Chiropractors commonly assess and intervene with an emphasis on a manual manipulation with spine-related pain. A best practice approach involves obtaining a detailed history, physical examination, and choosing an evidence-based trial of care, typically involving a manual therapy approach including, when appropriate, chiropractic spinal manipulation, therapeutic modalities, and exercise and rehabilitation recommendations. Chiropractors will obtain imaging or other diagnostic tests when appropriate, and will recommend consults with a variety of medical providers if red-flags are present or if progressive neurologic loss is found.
“The active-care focus of a doctor of chiropractic involves the promotion of conservative, non-drug approaches to promote and improve movement, with a focus on prevention of the use of opioids, and use of manual therapy and exercise recommendation when possible,” CUKC Director of Research, Dr. Mark Pfefer said. “Sometimes patients present with severe pain, and there is evidence that adjunctive use of low-level lasers combined with other manual therapy approaches may have improved pain reduction effects.”

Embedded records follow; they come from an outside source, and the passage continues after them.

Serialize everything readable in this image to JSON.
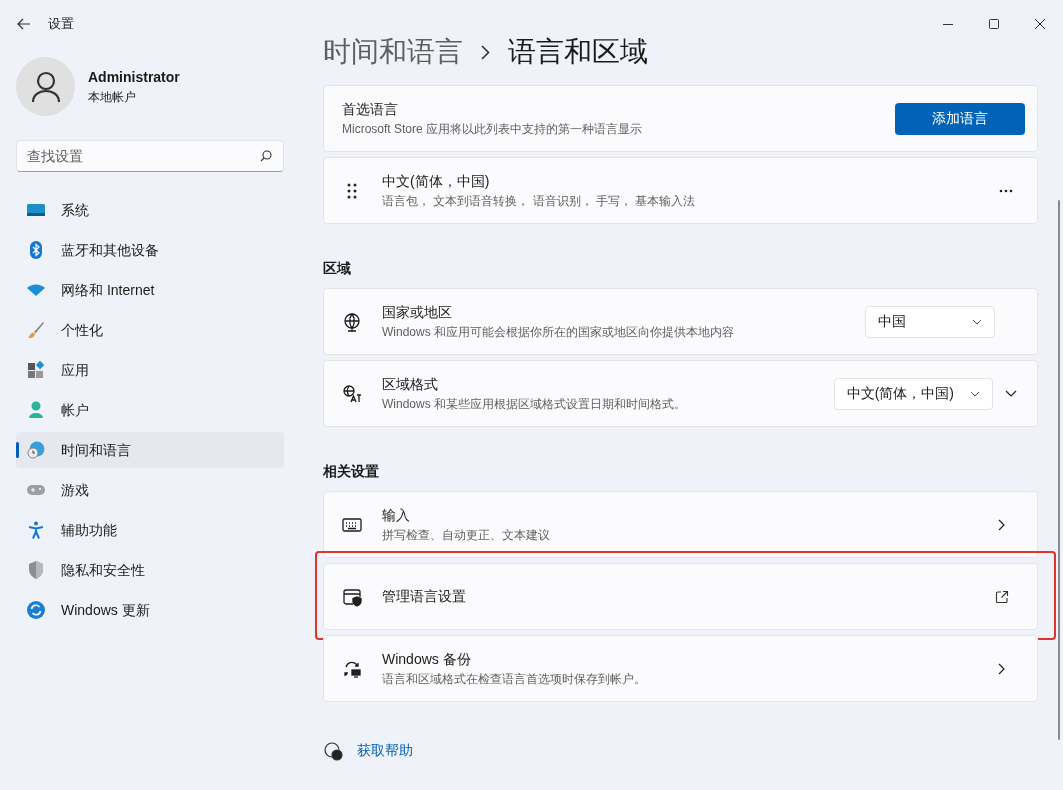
{
  "window": {
    "title": "设置"
  },
  "account": {
    "name": "Administrator",
    "type": "本地帐户"
  },
  "search": {
    "placeholder": "查找设置"
  },
  "nav": [
    {
      "label": "系统",
      "selected": false
    },
    {
      "label": "蓝牙和其他设备",
      "selected": false
    },
    {
      "label": "网络和 Internet",
      "selected": false
    },
    {
      "label": "个性化",
      "selected": false
    },
    {
      "label": "应用",
      "selected": false
    },
    {
      "label": "帐户",
      "selected": false
    },
    {
      "label": "时间和语言",
      "selected": true
    },
    {
      "label": "游戏",
      "selected": false
    },
    {
      "label": "辅助功能",
      "selected": false
    },
    {
      "label": "隐私和安全性",
      "selected": false
    },
    {
      "label": "Windows 更新",
      "selected": false
    }
  ],
  "breadcrumb": {
    "parent": "时间和语言",
    "current": "语言和区域"
  },
  "sections": [
    {
      "rows": [
        {
          "kind": "button",
          "title": "首选语言",
          "subtitle": "Microsoft Store 应用将以此列表中支持的第一种语言显示",
          "button": "添加语言",
          "highlighted": false
        },
        {
          "kind": "more",
          "title": "中文(简体，中国)",
          "subtitle": "语言包， 文本到语音转换， 语音识别， 手写， 基本输入法",
          "highlighted": false
        }
      ]
    },
    {
      "heading": "区域",
      "rows": [
        {
          "kind": "dropdown",
          "title": "国家或地区",
          "subtitle": "Windows 和应用可能会根据你所在的国家或地区向你提供本地内容",
          "value": "中国",
          "highlighted": false
        },
        {
          "kind": "dropdown-expand",
          "title": "区域格式",
          "subtitle": "Windows 和某些应用根据区域格式设置日期和时间格式。",
          "value": "中文(简体，中国)",
          "highlighted": false
        }
      ]
    },
    {
      "heading": "相关设置",
      "rows": [
        {
          "kind": "chevron",
          "title": "输入",
          "subtitle": "拼写检查、自动更正、文本建议",
          "highlighted": false
        },
        {
          "kind": "external",
          "title": "管理语言设置",
          "highlighted": true
        },
        {
          "kind": "chevron",
          "title": "Windows 备份",
          "subtitle": "语言和区域格式在检查语言首选项时保存到帐户。",
          "highlighted": false
        }
      ]
    }
  ],
  "help": {
    "label": "获取帮助"
  }
}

The use of lasers or, photobiomodulation, in treatment has become more commonplace in the last two decades. Clinical photobiomodulation using low-level laser was approved by the Food and Drug Administration (FDA) in the early 2000s for select conditions, including carpal tunnel syndrome, as well as shoulder and neck pain. The more powerful Class 4 laser received FDA approval in 2003 for the relief of muscle and joint pain. Since that time, it has developed a substantial following, especially among athletes, both at the amateur and professional levels. The use of photobiomodulation treatment using a laser in conjunction with chiropractic spinal manipulation, may be a positive step for those seeking a way to alleviate pain without drugs.
All light is composed of photons, which are packets of light energy in the form of waves. Photons stimulate chromophores in a process known as photobiomodulation. The stimulation of chromophores results in beneficial therapeutic outcomes, such as pain relief, accelerated wound healing, immunomodulation, tissue regeneration, muscle relaxation, and local vasodilation.
CUKC Assistant Professor, Dr. Stuart McIntosh, believes accelerated wound healing is perhaps the most important among these considerations.
“Most therapeutic agents, such as ice, heat, ultrasound, and electrotherapy, can decrease pain and, if used properly, can create an ideal healing environment for the tissues to heal at their optimal rate,” McIntosh said. “The cytochrome c oxidase in the mitochondrial respiratory chain is a primary chromophore. Stimulation of this chromophore increases the production of ATP by the cell. Increased ATP, which functions as the energy currency for cells, leads to accelerated healing of the cells from the inside out.”
According to the MedCrave Online Journal of Orthopedics & Rheumatology, “After more than 4,000 studies on pub.med.gov, it can be concluded that the majority of laboratory and clinical studies have demonstrated that LLLT has a positive effect on acute and chronic musculoskeletal pain.” It continued its assessment saying, “The overall positive clinical studies, in addition to strong pre-clinical studies, should provide confidence that photobiomodulation using a laser may be beneficial for many individuals suffering from musculoskeletal pain.”
As for laser use by chiropractors nationwide, a 2015 survey by the National Board of Chiropractic Examiners found laser treatment is incorporated in the practices of nearly a quarter of chiropractors in the United States. But it continues to gain recognition based on emerging evidence in the last several years that demonstrates improvements in pain and tissue healing. Its use, along with the traditional chiropractic adjustment, could play a substantial role in the future care of those suffering from musculoskeletal conditions.
A Class 4 laser has been in use in the Cleveland University-Kansas City Health Center for several years. Teaching faculty recently published a review and case study of potential benefits in pain and disability in a patient with symptoms associated with end-stage arthritis. Pfefer said the early indications are good regarding the benefits of blending the two treatments.
“Initial research has demonstrated that combining low-level laser with chiropractic spinal manipulation may be associated with improvement in outcomes compared with one single intervention,” Pfefer said. “Future research is planned to evaluate the addition of Class 4 laser to chiropractic spinal manipulation in spine-related pain.”
Some who suffer from spine-related pain commonly use prescription medications to manage the pain. Due to the current opioid addiction crisis, a case could be made that a manual therapy approach, used prudently, could provide significant benefits. Further, research in the March 6, 2020 issue of Pain Medicine demonstrates that chiropractic represents a promising, non-pharmacological alternative to opioids.
The study states that “patients with spinal pain who saw a chiropractor had half the risk of filling an opioid prescription. Among those who saw a chiropractor within 30 days of diagnosis, the reduction in risk was greater as compared with those with their first visit after the acute phase.”
Chiropractic students at CUKC who receive laser training will be able to offer a dual approach to treatment, with a focus on reducing pain and improving joint function.